Lindsey de Roos
Though, artist Alice Mann is not dealing entirely with the African diaspora. She should not be penalised, as she is engaging with the current discussions of power roles and the validity of voices. However, the work “southern suburbs 2016” reflects on the roles of black women as maids in Cape Town. Predominantly black and coloured women work as maids in many upper-class homes within the Western Cape. Mann situates the owners and the maids in the same context as a form of reclamation for the African women. She is enabling them to have a place within history that has not been systematically erased, primarily due to the propaganda and conditions of apartheid. She addresses her role of ethics as she accounts for herself as a maid-owner in the photographs. These images make a significant correlation to renaissance paintings of prominent figures of the time, and in these photographs she is historicising the maid's legacies, while holding the owners accountable for using a system that benefits people of their class and skin colour.

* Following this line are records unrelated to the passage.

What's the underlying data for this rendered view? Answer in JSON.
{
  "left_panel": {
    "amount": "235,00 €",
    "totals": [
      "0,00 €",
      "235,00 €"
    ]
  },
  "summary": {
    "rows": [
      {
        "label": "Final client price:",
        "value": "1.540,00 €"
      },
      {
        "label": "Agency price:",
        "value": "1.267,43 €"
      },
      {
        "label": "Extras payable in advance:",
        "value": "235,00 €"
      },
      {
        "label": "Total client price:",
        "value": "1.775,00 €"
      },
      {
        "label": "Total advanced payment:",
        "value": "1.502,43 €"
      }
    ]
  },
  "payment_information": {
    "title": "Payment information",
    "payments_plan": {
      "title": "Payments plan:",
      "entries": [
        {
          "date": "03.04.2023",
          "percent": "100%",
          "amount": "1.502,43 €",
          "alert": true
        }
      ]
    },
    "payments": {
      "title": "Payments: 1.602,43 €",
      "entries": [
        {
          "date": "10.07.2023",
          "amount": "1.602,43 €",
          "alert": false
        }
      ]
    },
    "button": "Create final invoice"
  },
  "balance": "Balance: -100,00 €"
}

In spite of that, she seems to not have considered that this legacy will forever be the representation of those women. Though the discussion of maids and who occupies these roles is taboo, especially in white communities, the work is not adding or elevating a dialogue that is already occurring. The narrative of black women being carers within society is not new. There is a recognition of oppressive history in the images, but what healing is occurring for the women? Of which their identity is now being reduced to an occupation stemmed from oppression. This is simply foul play, accountability does not equate to forgiveness and cultural healing.

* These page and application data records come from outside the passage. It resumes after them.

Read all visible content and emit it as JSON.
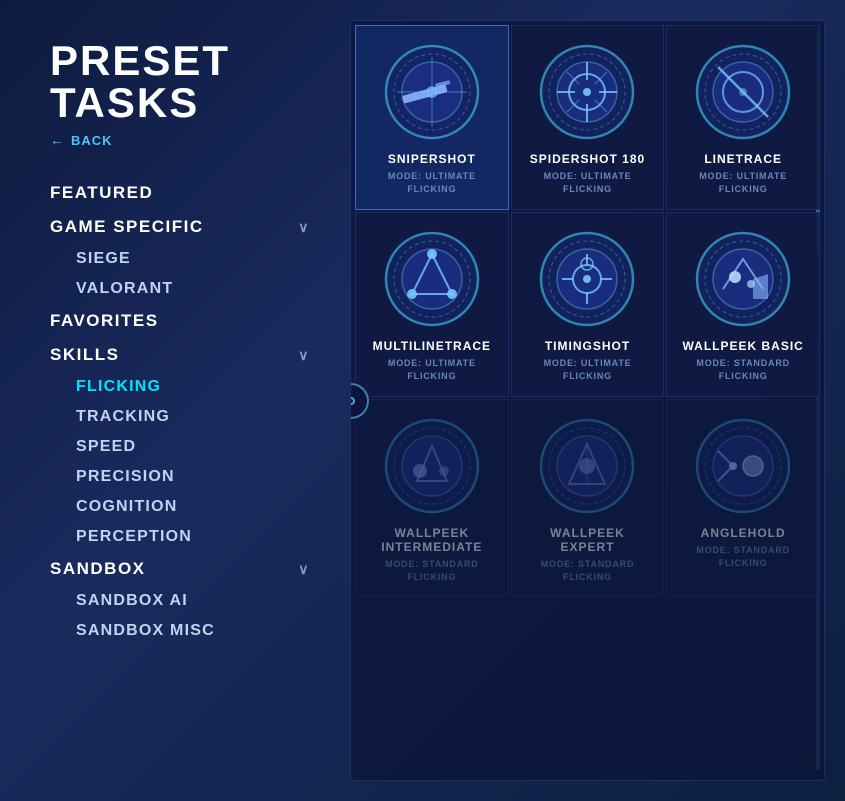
{
  "page": {
    "title": "PRESET TASKS",
    "back_label": "BACK"
  },
  "sidebar": {
    "nav_items": [
      {
        "id": "featured",
        "label": "FEATURED",
        "type": "main",
        "has_chevron": false
      },
      {
        "id": "game_specific",
        "label": "GAME SPECIFIC",
        "type": "main",
        "has_chevron": true
      },
      {
        "id": "siege",
        "label": "SIEGE",
        "type": "sub"
      },
      {
        "id": "valorant",
        "label": "VALORANT",
        "type": "sub"
      },
      {
        "id": "favorites",
        "label": "FAVORITES",
        "type": "main",
        "has_chevron": false
      },
      {
        "id": "skills",
        "label": "SKILLS",
        "type": "main",
        "has_chevron": true
      },
      {
        "id": "flicking",
        "label": "FLICKING",
        "type": "sub",
        "active": true
      },
      {
        "id": "tracking",
        "label": "TRACKING",
        "type": "sub"
      },
      {
        "id": "speed",
        "label": "SPEED",
        "type": "sub"
      },
      {
        "id": "precision",
        "label": "PRECISION",
        "type": "sub"
      },
      {
        "id": "cognition",
        "label": "COGNITION",
        "type": "sub"
      },
      {
        "id": "perception",
        "label": "PERCEPTION",
        "type": "sub"
      },
      {
        "id": "sandbox",
        "label": "SANDBOX",
        "type": "main",
        "has_chevron": true
      },
      {
        "id": "sandbox_ai",
        "label": "SANDBOX AI",
        "type": "sub"
      },
      {
        "id": "sandbox_misc",
        "label": "SANDBOX MISC",
        "type": "sub"
      }
    ]
  },
  "tasks": [
    {
      "id": "snipershot",
      "name": "SNIPERSHOT",
      "mode_line1": "MODE: ULTIMATE",
      "mode_line2": "FLICKING",
      "icon_type": "sniper",
      "selected": true
    },
    {
      "id": "spidershot_180",
      "name": "SPIDERSHOT 180",
      "mode_line1": "MODE: ULTIMATE",
      "mode_line2": "FLICKING",
      "icon_type": "crosshair",
      "selected": false
    },
    {
      "id": "linetrace",
      "name": "LINETRACE",
      "mode_line1": "MODE: ULTIMATE",
      "mode_line2": "FLICKING",
      "icon_type": "circle_slash",
      "selected": false
    },
    {
      "id": "multilinetrace",
      "name": "MULTILINETRACE",
      "mode_line1": "MODE: ULTIMATE",
      "mode_line2": "FLICKING",
      "icon_type": "triangle_dots",
      "selected": false
    },
    {
      "id": "timingshot",
      "name": "TIMINGSHOT",
      "mode_line1": "MODE: ULTIMATE",
      "mode_line2": "FLICKING",
      "icon_type": "crosshair2",
      "selected": false
    },
    {
      "id": "wallpeek_basic",
      "name": "WALLPEEK BASIC",
      "mode_line1": "MODE: STANDARD",
      "mode_line2": "FLICKING",
      "icon_type": "wallpeek",
      "selected": false
    },
    {
      "id": "wallpeek_intermediate",
      "name": "WALLPEEK INTERMEDIATE",
      "mode_line1": "MODE: STANDARD",
      "mode_line2": "FLICKING",
      "icon_type": "wallpeek2",
      "selected": false,
      "dimmed": true
    },
    {
      "id": "wallpeek_expert",
      "name": "WALLPEEK EXPERT",
      "mode_line1": "MODE: STANDARD",
      "mode_line2": "FLICKING",
      "icon_type": "wallpeek3",
      "selected": false,
      "dimmed": true
    },
    {
      "id": "anglehold",
      "name": "ANGLEHOLD",
      "mode_line1": "MODE: STANDARD",
      "mode_line2": "FLICKING",
      "icon_type": "anglehold",
      "selected": false,
      "dimmed": true
    }
  ]
}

Mann is instead contributing to imagery of Africans which are the subject to the lens; this consists of ideas of survival, danger and primitivism. This type of imagery that was massively produced and circulated during apartheid. Black pride will always be felt through art that reflects personal connection, and that is not felt in Manns work.